When it was almost time for the Jewish Passover, Jesus went up to Jerusalem. In the temple courts he found people selling cattle, sheep and doves, and others sitting at tables exchanging money. So he made a whip out of cords, and drove all from the temple courts, both sheep and cattle; he scattered the coins of the money changers and overturned their tables. To those who sold doves he said, “Get these out of here! Stop turning my Father’s house into a market!”

John 2:13-16


Have you ever been so upset about an injustice that you—as the saying goes—cry blue murder? When I introduced this series on Jesus, calling it Jesus Up Close, I was hoping that we could—through my writing and your reading—find a way to come closer to him. He himself said, “Come to me.”  (Matthew 11:28) With this piece you may see that you can relate to Jesus in a way you hadn’t realized.

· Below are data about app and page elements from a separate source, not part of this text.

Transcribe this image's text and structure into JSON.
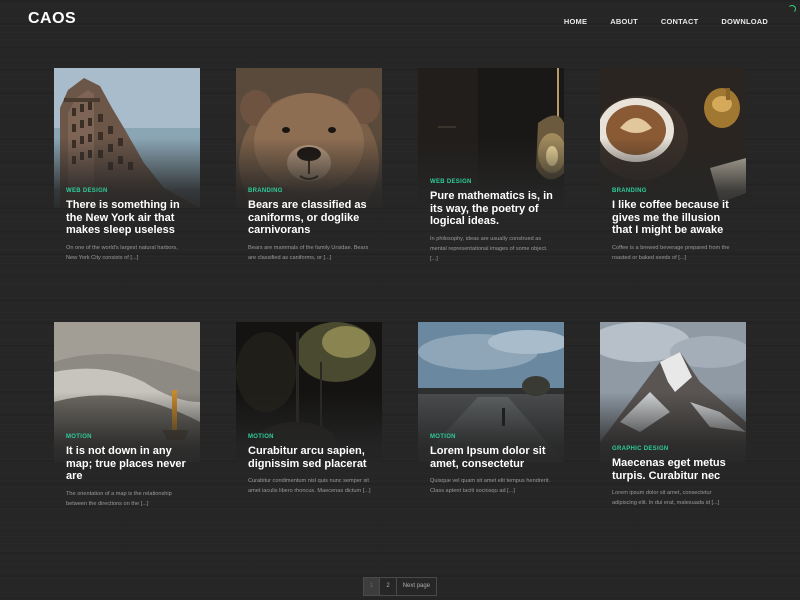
{
  "site": {
    "logo": "CAOS"
  },
  "nav": [
    "HOME",
    "ABOUT",
    "CONTACT",
    "DOWNLOAD"
  ],
  "posts": [
    {
      "category": "WEB DESIGN",
      "title": "There is something in the New York air that makes sleep useless",
      "excerpt": "On one of the world's largest natural harbors, New York City consists of [...]",
      "image": "flatiron-building"
    },
    {
      "category": "BRANDING",
      "title": "Bears are classified as caniforms, or doglike carnivorans",
      "excerpt": "Bears are mammals of the family Ursidae. Bears are classified as caniforms, or [...]",
      "image": "bear"
    },
    {
      "category": "WEB DESIGN",
      "title": "Pure mathematics is, in its way, the poetry of logical ideas.",
      "excerpt": "In philosophy, ideas are usually construed as mental representational images of some object. [...]",
      "image": "hanging-lamp"
    },
    {
      "category": "BRANDING",
      "title": "I like coffee because it gives me the illusion that I might be awake",
      "excerpt": "Coffee is a brewed beverage prepared from the roasted or baked seeds of [...]",
      "image": "coffee-cup"
    },
    {
      "category": "MOTION",
      "title": "It is not down in any map; true places never are",
      "excerpt": "The orientation of a map is the relationship between the directions on the [...]",
      "image": "foggy-sea"
    },
    {
      "category": "MOTION",
      "title": "Curabitur arcu sapien, dignissim sed placerat",
      "excerpt": "Curabitur condimentum nisl quis nunc semper sit amet iaculis libero rhoncus. Maecenas dictum [...]",
      "image": "trees-night"
    },
    {
      "category": "MOTION",
      "title": "Lorem Ipsum dolor sit amet, consectetur",
      "excerpt": "Quisque vel quam sit amet elit tempus hendrerit. Class aptent taciti sociosqu ad [...]",
      "image": "wet-road"
    },
    {
      "category": "GRAPHIC DESIGN",
      "title": "Maecenas eget metus turpis. Curabitur nec",
      "excerpt": "Lorem ipsum dolor sit amet, consectetur adipiscing elit. In dui erat, malesuada id [...]",
      "image": "matterhorn"
    }
  ],
  "pagination": {
    "pages": [
      "1",
      "2"
    ],
    "current": "1",
    "next_label": "Next page"
  },
  "colors": {
    "accent": "#2ecc9a",
    "background": "#262626"
  }
}
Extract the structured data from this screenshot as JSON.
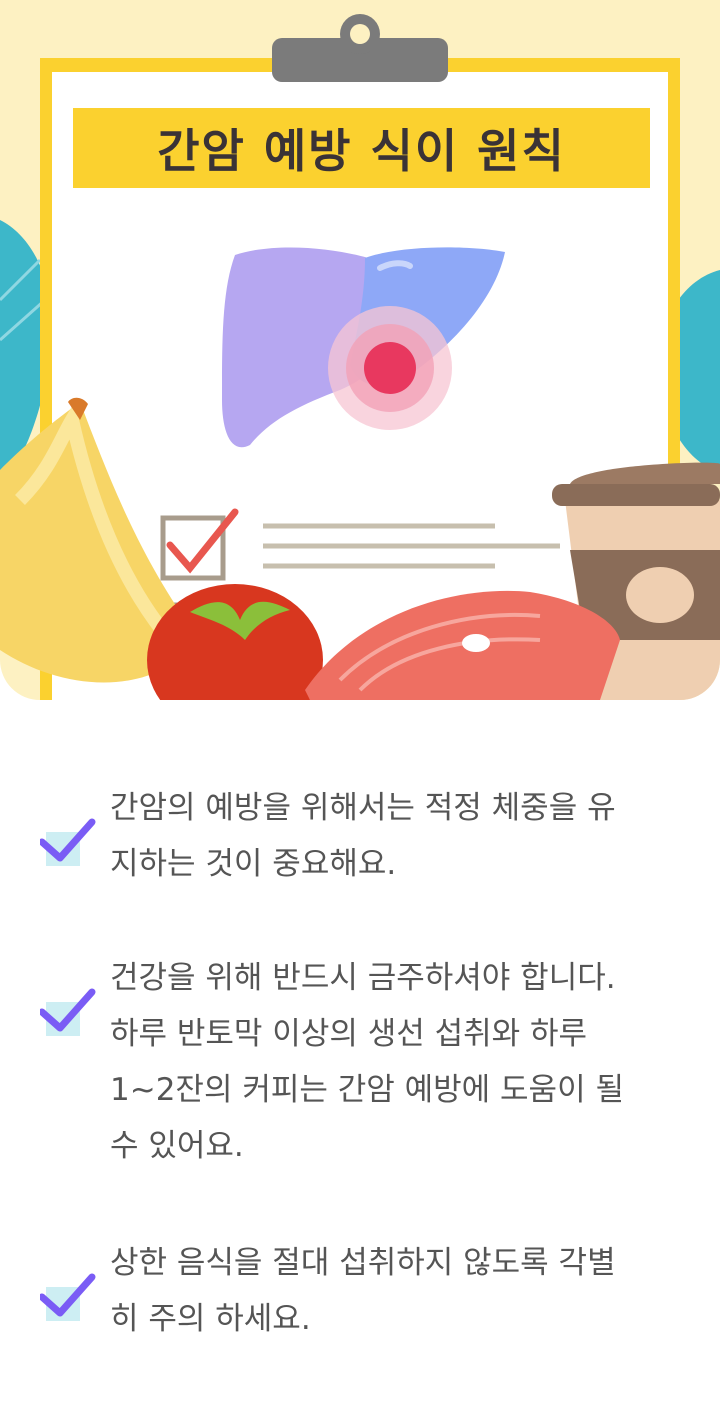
{
  "title": "간암 예방 식이 원칙",
  "accent_color": "#fbd12f",
  "check_color": "#7a5cf5",
  "check_bg_color": "#cdeef3",
  "items": [
    {
      "text": "간암의 예방을 위해서는 적정 체중을 유\n지하는 것이 중요해요."
    },
    {
      "text": "건강을 위해 반드시 금주하셔야 합니다.\n하루 반토막 이상의 생선 섭취와 하루\n1~2잔의 커피는 간암 예방에 도움이 될\n수 있어요."
    },
    {
      "text": "상한 음식을 절대 섭취하지 않도록 각별\n히 주의 하세요."
    }
  ]
}
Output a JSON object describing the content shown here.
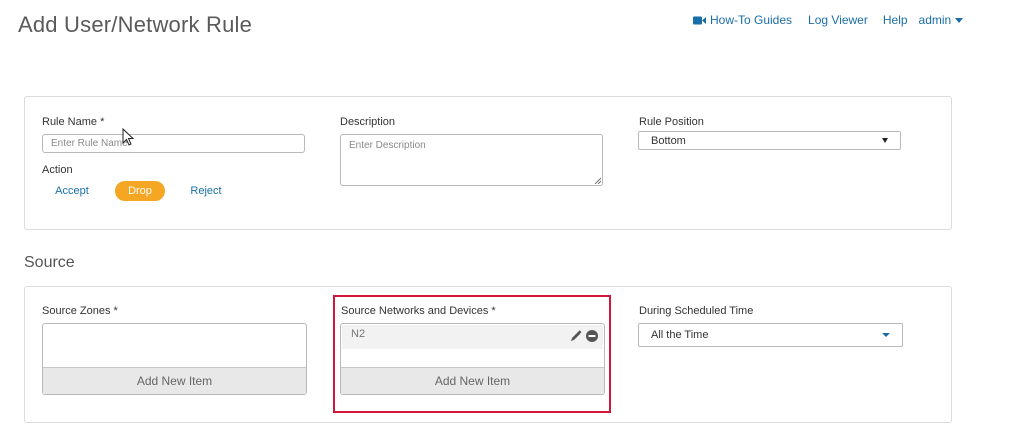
{
  "page": {
    "title": "Add User/Network Rule"
  },
  "topnav": {
    "howto_label": "How-To Guides",
    "logviewer_label": "Log Viewer",
    "help_label": "Help",
    "user_label": "admin"
  },
  "rule": {
    "name_label": "Rule Name *",
    "name_placeholder": "Enter Rule Name",
    "description_label": "Description",
    "description_placeholder": "Enter Description",
    "position_label": "Rule Position",
    "position_value": "Bottom",
    "action_label": "Action",
    "actions": [
      "Accept",
      "Drop",
      "Reject"
    ],
    "selected_action": "Drop"
  },
  "source": {
    "section_title": "Source",
    "zones_label": "Source Zones *",
    "zones_add_label": "Add New Item",
    "networks_label": "Source Networks and Devices *",
    "networks_items": [
      "N2"
    ],
    "networks_add_label": "Add New Item",
    "schedule_label": "During Scheduled Time",
    "schedule_value": "All the Time"
  },
  "colors": {
    "accent": "#1a6ea8",
    "selected_action": "#f5a623",
    "highlight": "#d0163b"
  },
  "icons": [
    "camera-icon",
    "chevron-down-icon",
    "pencil-icon",
    "remove-icon",
    "mouse-cursor-icon"
  ]
}
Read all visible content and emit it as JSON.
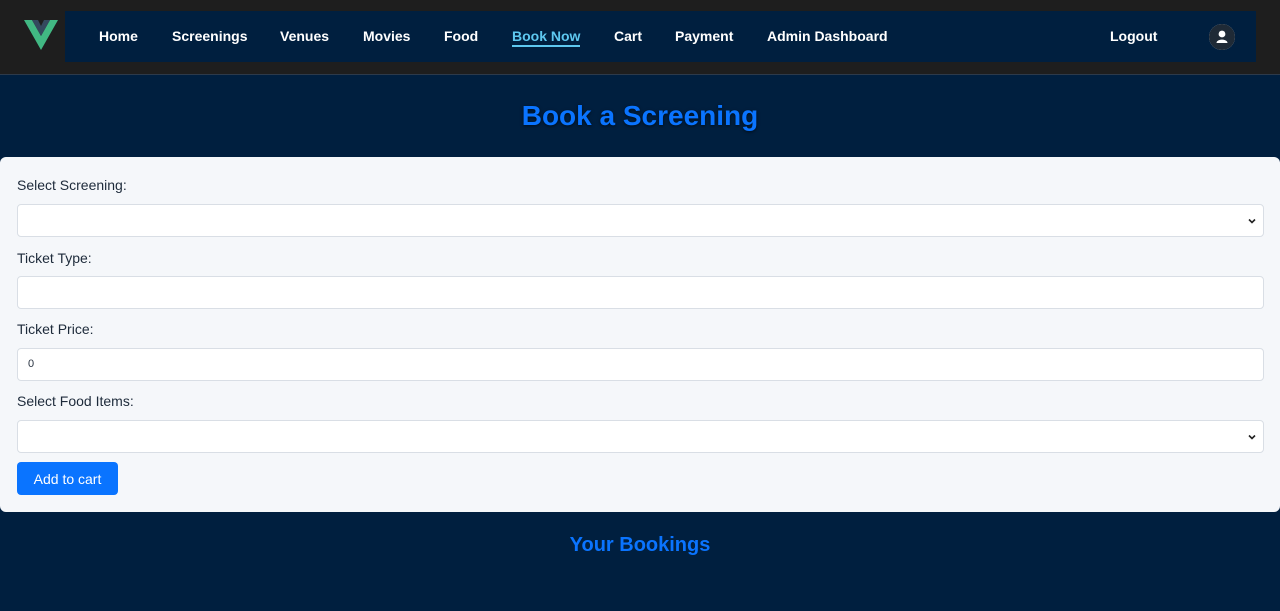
{
  "nav": {
    "items": [
      {
        "label": "Home",
        "active": false
      },
      {
        "label": "Screenings",
        "active": false
      },
      {
        "label": "Venues",
        "active": false
      },
      {
        "label": "Movies",
        "active": false
      },
      {
        "label": "Food",
        "active": false
      },
      {
        "label": "Book Now",
        "active": true
      },
      {
        "label": "Cart",
        "active": false
      },
      {
        "label": "Payment",
        "active": false
      },
      {
        "label": "Admin Dashboard",
        "active": false
      }
    ],
    "logout_label": "Logout",
    "logo_icon": "vue-logo-icon",
    "avatar_icon": "user-icon"
  },
  "page": {
    "title": "Book a Screening"
  },
  "form": {
    "screening_label": "Select Screening:",
    "screening_value": "",
    "ticket_type_label": "Ticket Type:",
    "ticket_type_value": "",
    "ticket_price_label": "Ticket Price:",
    "ticket_price_value": "0",
    "food_label": "Select Food Items:",
    "food_value": "",
    "add_to_cart_label": "Add to cart"
  },
  "bookings": {
    "title": "Your Bookings"
  },
  "colors": {
    "background": "#001f3f",
    "accent": "#0a74ff",
    "active_nav": "#5ec8f0",
    "card": "#f5f7fa"
  }
}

When I read the verses above, I’m reminded of times when I was red-hot angry over wrongs I’d experienced, publishing my feelings online. Many Christians frown on such behavior, saying it’s sinful. “In your anger do not sin” (Ephesians 4:26) They say that God tells us to forgive and forget.

But what about injustice? What about the injustice Jesus saw in the temple? Should he just have looked, forgiven, and walked away?

Some sins should make us angry—righteously so. Righteous indignation is being angry at what makes God angry. And how can we leave unchallenged those things that are evil in God’s eyes? Imagine if we turned a blind eye to all the wrongs present in the world. Would we just accept the inhumane way some people are treated? Would we accept discrimination and do nothing to fight against it?

But the righteous anger displayed by Jesus showed a measure of grief as well, not only infuriation. In Mark 3:5, for example,  Jesus responded to some who were waiting to catch him healing someone on the Sabbath. This would be in opposition to their laws. He looked around at them in anger and, deeply distressed at their stubborn hearts, said to the man, “Stretch out your hand.” He stretched it out, and his hand was completely restored. (Mark 3:5)

When we are angry but have no tears over the evil committed we are often showing a lack of love.

Righteous anger is necessary. It’s the response that followers of Christ need to have. Anger towards wrong-doing, not only on our own behalf, but because many are being wronged. When we’re angry, we are moved to act. We need to have a fire in us if we’re going to make a difference. How could Jesus have done all he did if he didn’t have such a fire in him?

Do you feel passionate about an injustice you see in the world? Do you ever feel red-hot angry when you look at the wrong-doings in our world?

Jesus says, “Come to me.” Join with me in making a better world possible. I’ll be right beside you, working with you.